## Exercise prompt
Count the lines in the listing below that contain the word "JSON" and report that number alone.

## Source information
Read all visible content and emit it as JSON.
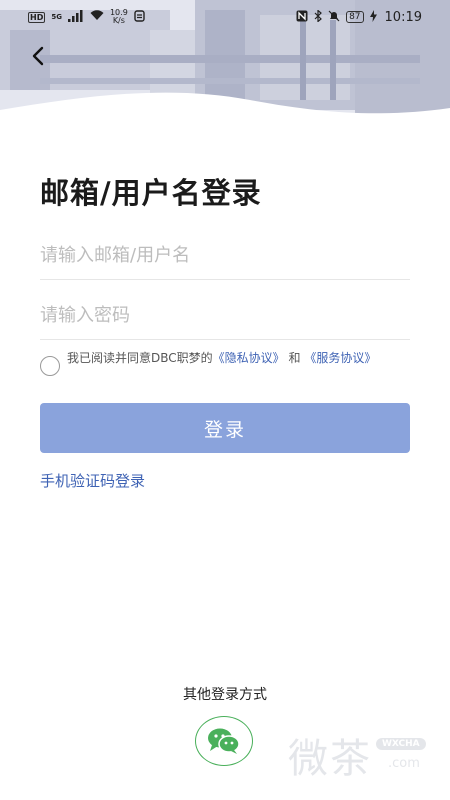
{
  "status_bar": {
    "hd": "HD",
    "network": "5G",
    "speed_value": "10.9",
    "speed_unit": "K/s",
    "battery": "87",
    "time": "10:19"
  },
  "header": {
    "title": "邮箱/用户名登录"
  },
  "form": {
    "account_placeholder": "请输入邮箱/用户名",
    "password_placeholder": "请输入密码",
    "agreement_prefix": "我已阅读并同意DBC职梦的",
    "privacy_link": "《隐私协议》",
    "agreement_and": " 和 ",
    "service_link": "《服务协议》",
    "login_button": "登录",
    "sms_login": "手机验证码登录"
  },
  "other_login": {
    "title": "其他登录方式",
    "wechat_icon": "wechat-icon"
  },
  "watermark": {
    "text": "微茶",
    "badge": "WXCHA",
    "domain": ".com"
  },
  "colors": {
    "accent": "#3f63b4",
    "login_button_bg": "#8aa3dc",
    "wechat_green": "#4ab05b"
  }
}
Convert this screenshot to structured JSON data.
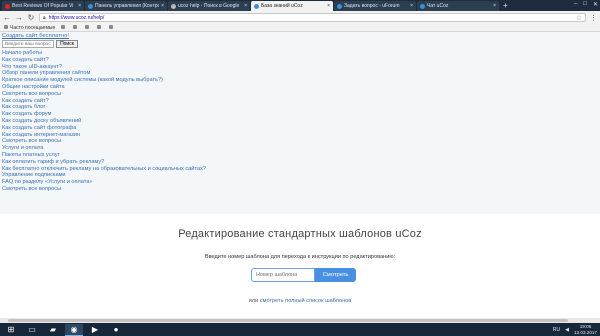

## Written answer
2